- [Goal of the exercise] Each line containing the word "invntory" must be copied from the material below.

|---|

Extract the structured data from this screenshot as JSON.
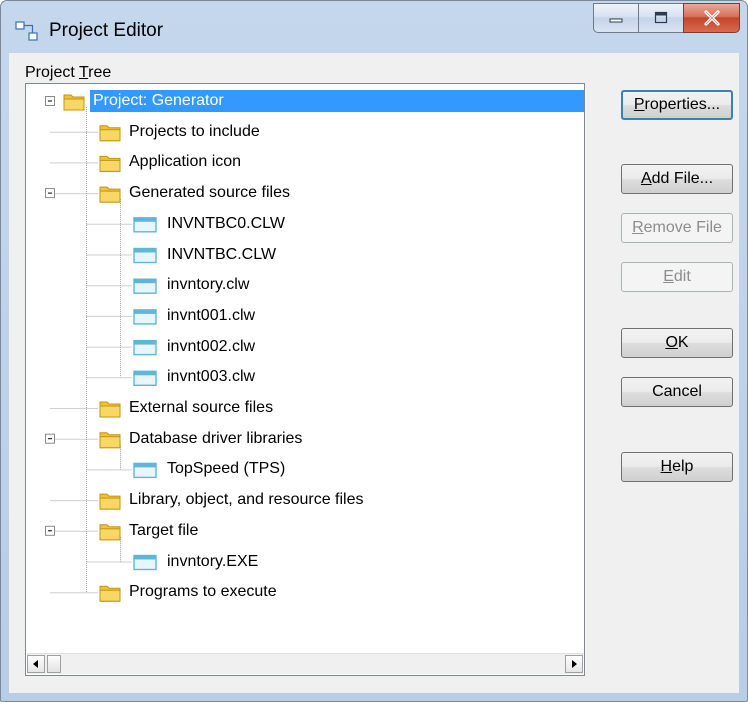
{
  "window": {
    "title": "Project Editor",
    "controls": {
      "minimize": "minimize-icon",
      "maximize": "maximize-icon",
      "close": "close-icon"
    }
  },
  "tree": {
    "label_pre": "Project ",
    "label_accel": "T",
    "label_post": "ree",
    "nodes": [
      {
        "label": "Project: Generator",
        "icon": "folder-icon",
        "level": 0,
        "selected": true,
        "expander": "minus"
      },
      {
        "label": "Projects to include",
        "icon": "folder-icon",
        "level": 1
      },
      {
        "label": "Application icon",
        "icon": "folder-icon",
        "level": 1
      },
      {
        "label": "Generated source files",
        "icon": "folder-icon",
        "level": 1,
        "expander": "minus"
      },
      {
        "label": "INVNTBC0.CLW",
        "icon": "file-icon",
        "level": 2
      },
      {
        "label": "INVNTBC.CLW",
        "icon": "file-icon",
        "level": 2
      },
      {
        "label": "invntory.clw",
        "icon": "file-icon",
        "level": 2
      },
      {
        "label": "invnt001.clw",
        "icon": "file-icon",
        "level": 2
      },
      {
        "label": "invnt002.clw",
        "icon": "file-icon",
        "level": 2
      },
      {
        "label": "invnt003.clw",
        "icon": "file-icon",
        "level": 2
      },
      {
        "label": "External source files",
        "icon": "folder-icon",
        "level": 1
      },
      {
        "label": "Database driver libraries",
        "icon": "folder-icon",
        "level": 1,
        "expander": "minus"
      },
      {
        "label": "TopSpeed (TPS)",
        "icon": "file-icon",
        "level": 2
      },
      {
        "label": "Library, object, and resource files",
        "icon": "folder-icon",
        "level": 1
      },
      {
        "label": "Target file",
        "icon": "folder-icon",
        "level": 1,
        "expander": "minus"
      },
      {
        "label": "invntory.EXE",
        "icon": "file-icon",
        "level": 2
      },
      {
        "label": "Programs to execute",
        "icon": "folder-icon",
        "level": 1
      }
    ]
  },
  "buttons": {
    "properties": {
      "accel": "P",
      "rest": "roperties..."
    },
    "add_file": {
      "accel": "A",
      "rest": "dd File..."
    },
    "remove_file": {
      "accel": "R",
      "rest": "emove File"
    },
    "edit": {
      "accel": "E",
      "rest": "dit"
    },
    "ok": {
      "accel": "O",
      "rest": "K"
    },
    "cancel": {
      "label": "Cancel"
    },
    "help": {
      "accel": "H",
      "rest": "elp"
    }
  },
  "colors": {
    "selection": "#3399ff",
    "folder": "#f2c230",
    "file": "#5fb6d9"
  }
}
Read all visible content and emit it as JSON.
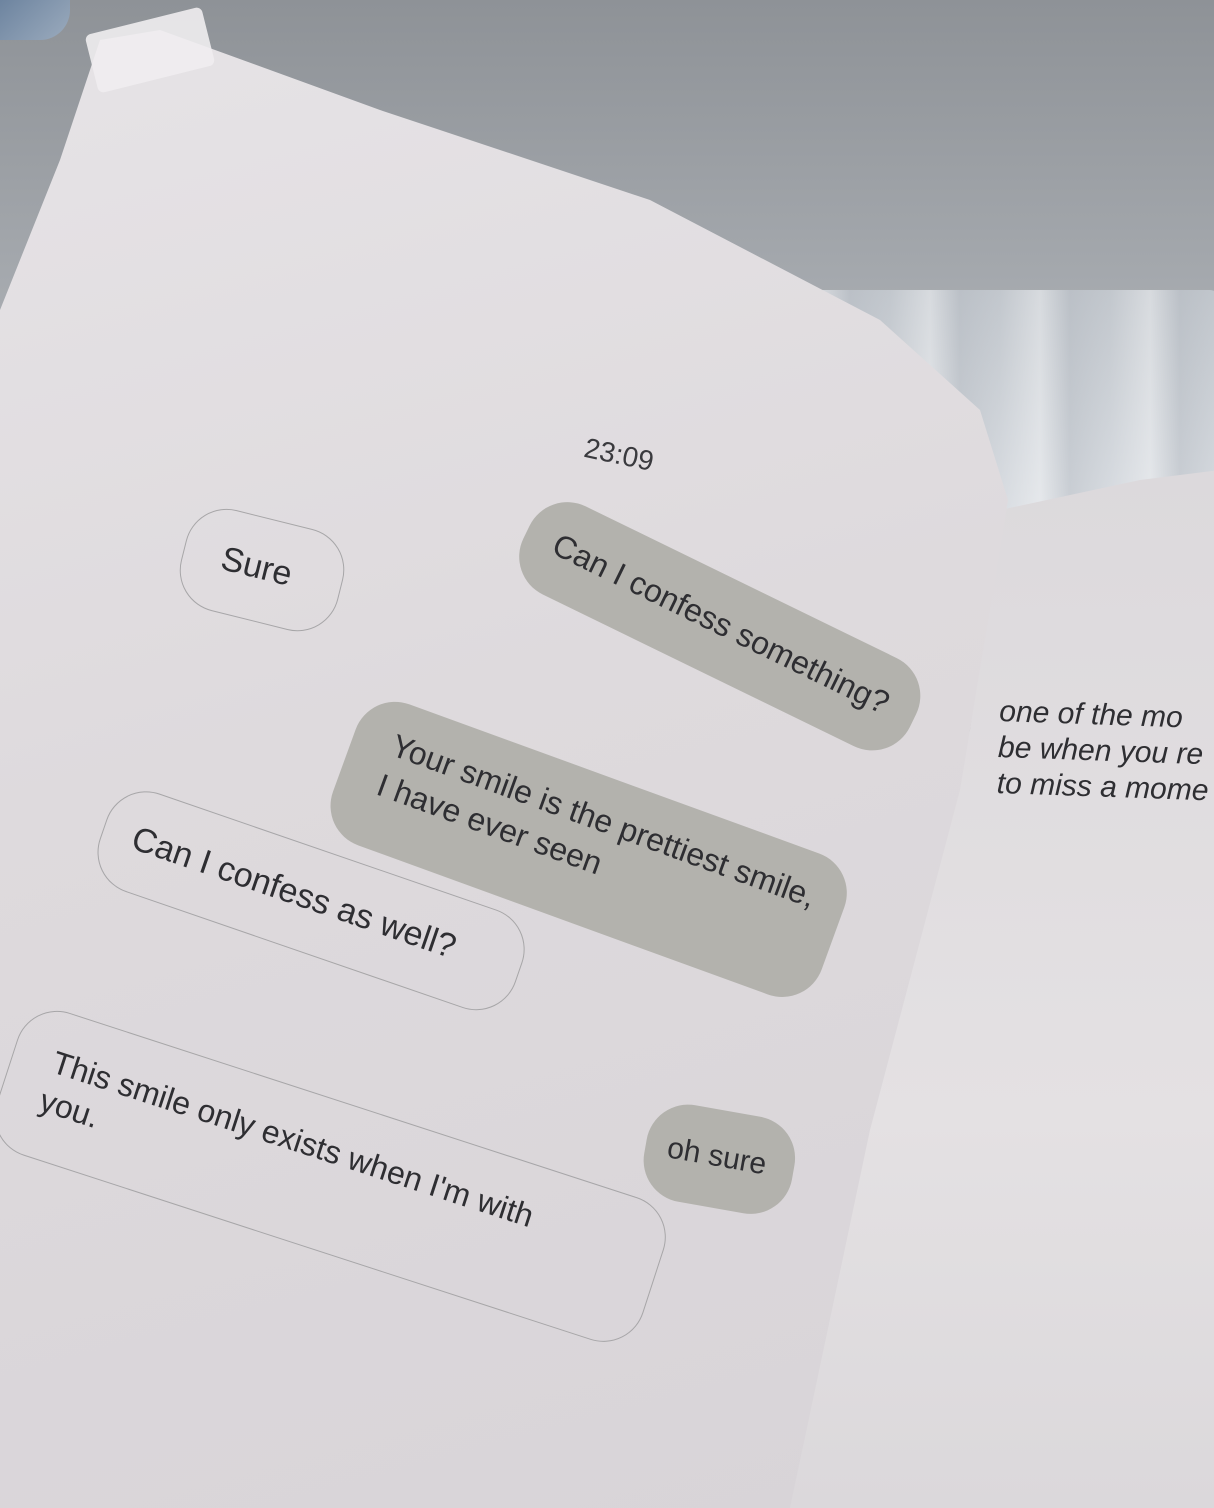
{
  "photo": {
    "timestamp": "23:09",
    "messages": [
      {
        "side": "received",
        "text": "Sure"
      },
      {
        "side": "sent",
        "text": "Can I confess something?"
      },
      {
        "side": "sent",
        "lines": [
          "Your smile is the prettiest smile,",
          "I have ever seen"
        ]
      },
      {
        "side": "received",
        "text": "Can I confess as well?"
      },
      {
        "side": "received",
        "lines": [
          "This smile only exists when I'm with",
          "you."
        ]
      },
      {
        "side": "sent",
        "text": "oh sure"
      }
    ],
    "right_page_lines": [
      "one of the mo",
      "be when you re",
      "to miss a mome"
    ],
    "colors": {
      "page": "#e2dfe2",
      "sent_bubble": "#b3b2ad",
      "received_border": "#a7a6a8",
      "text": "#2e2e32",
      "background": "#a4a8ad"
    }
  }
}
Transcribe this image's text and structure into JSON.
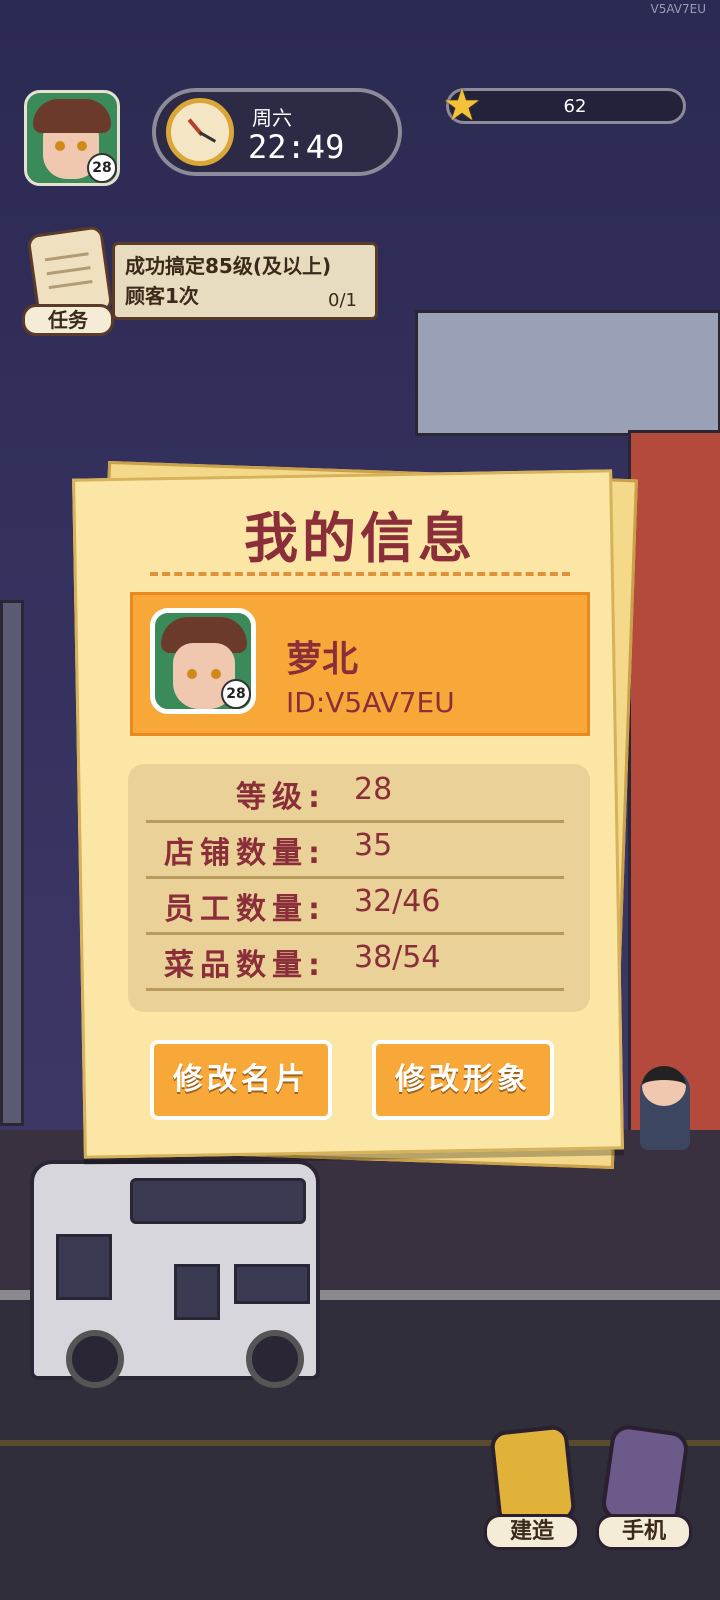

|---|

- [Solution for this task]
        "label": "invntory.clw",
        "label": "invntory.EXE",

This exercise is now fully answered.